A review into her financial status was conducted by Ms. Nangle’s local authority in 2013, when council officers were surprised to note that she failed to declare that she had any money being held in the trust fund. Understandably, questions were asked by these officers, who discovered that in a misguided attempt to avoid losing her housing benefits, she had spent all of her compensation.

Perhaps the most surprising element of the case was the speed at which the money was spent, at a rate of up to £3,000 a day. In little over a month between May 27 and June 29 2012 Ms. Nangle withdrew all £50,000 from her trust fund, spending it, in the words of her legal team “on fine wine, fine food, male companionship and escorts.”

Despite blowing through her cash, “because it was more trouble than it was worth to keep it”, Ms. Nangle’s efforts to dispose of the case seemed to have been in vain, as she found herself in court late last year on a charge of failing to notify the authorities of a change in her circumstances.

Legal and financial advice on large compensation payouts

This intriguing case should serve as a reminder to anyone who is currently making a compensation claim of the importance of getting professional financial advice on what to do with your money in the event of a successful claim. Often receiving a large amount of money can have unintended consequences and it is vital you get the proper advice to allow you to plan for your future without having to worry about whether your entitlement to claim benefits has been affected.

Here at Canter Levin & Berg Solicitors, we asked Rebecca Brown, a Solicitor from our Personal Injury Law team for her thoughts on this case:

“This is an odd situation where the lady and her legal team did the right thing in setting up a personal injury trust to safeguard her compensation but then made the mistake of not telling the housing benefit department that she had her compensation held in a ‘trust’.

I can’t help feeling a bit sorry for her as £50,000 compensation means she probably had a serious accident.
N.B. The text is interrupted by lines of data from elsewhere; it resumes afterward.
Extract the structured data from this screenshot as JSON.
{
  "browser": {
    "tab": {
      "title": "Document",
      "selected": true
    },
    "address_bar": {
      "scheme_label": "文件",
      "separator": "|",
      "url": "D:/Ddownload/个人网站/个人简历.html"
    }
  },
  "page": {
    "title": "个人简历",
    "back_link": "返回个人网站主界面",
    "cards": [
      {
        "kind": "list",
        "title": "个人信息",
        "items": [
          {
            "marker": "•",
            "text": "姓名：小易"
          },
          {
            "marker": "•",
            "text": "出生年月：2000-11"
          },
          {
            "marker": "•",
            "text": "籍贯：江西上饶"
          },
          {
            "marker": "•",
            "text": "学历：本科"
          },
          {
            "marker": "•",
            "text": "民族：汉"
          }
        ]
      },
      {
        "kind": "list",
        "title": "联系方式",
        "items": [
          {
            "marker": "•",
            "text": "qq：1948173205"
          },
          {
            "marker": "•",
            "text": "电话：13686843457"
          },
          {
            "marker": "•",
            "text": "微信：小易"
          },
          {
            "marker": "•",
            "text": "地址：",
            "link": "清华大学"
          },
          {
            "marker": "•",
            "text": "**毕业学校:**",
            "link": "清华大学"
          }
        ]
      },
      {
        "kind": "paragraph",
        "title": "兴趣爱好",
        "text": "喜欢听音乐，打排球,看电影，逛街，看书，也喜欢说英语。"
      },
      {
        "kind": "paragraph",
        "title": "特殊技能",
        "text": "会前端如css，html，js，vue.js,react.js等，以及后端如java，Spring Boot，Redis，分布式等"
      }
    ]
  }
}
She might have gotten a bit confused - I know from my professional experience that lots of people can't quite believe they can still claim benefits despite receiving a big lump sum of compensation.

A trust is a legally valid way of protecting money received in a personal injury case. Although the money has to be declared when claiming housing benefits or DWP benefits, the money is then ‘ignored’ when the benefit calculation is made.

There is an initial cost of setting up the trust fund when the claim settles (usually less than £1000) but it can quickly become cost effective as the accident victim can still claim their various benefits.”

Dawn Joughin, Head of our Wills & Probate department, who has extensive experience setting up trusts for clients who have received Personal Injury compensation, added her views, saying:

“In my view, the woman in this particular case hasn’t committed an offence under the Social Security Fraud Act 2001 as she could argue that the change in her circumstances is, in the words of that Act, ‘a change that is excluded by regulations from the changes that are required to be notified’.

That is of course, provided that she placed her compensation monies in a Personal Injury trust. As long as the monies were in a trust then they would be excluded from any calculations done by her local authority that could affect her housing benefit. She could also have held a portion of the compensation money in a normal bank account, provided that amount was below the £10,000 lower capital limit.

As a Personal Injury Trust lawyer, one thing I did note about this case was the apparent ease with which the woman was able to withdraw money from her trust. Usually a trust should have between 2 and 4 trustees who should keep records of the amounts withdrawn by a beneficiary or beneficiaries and what that money is to be spent on.”

For advice on Personal Injury Claims and Personal Injury Trusts, speak to the Solicitors and legally-qualified experts at Canter Levin & Berg Solicitors today by calling 0151 239 1000.

By Rebecca Brown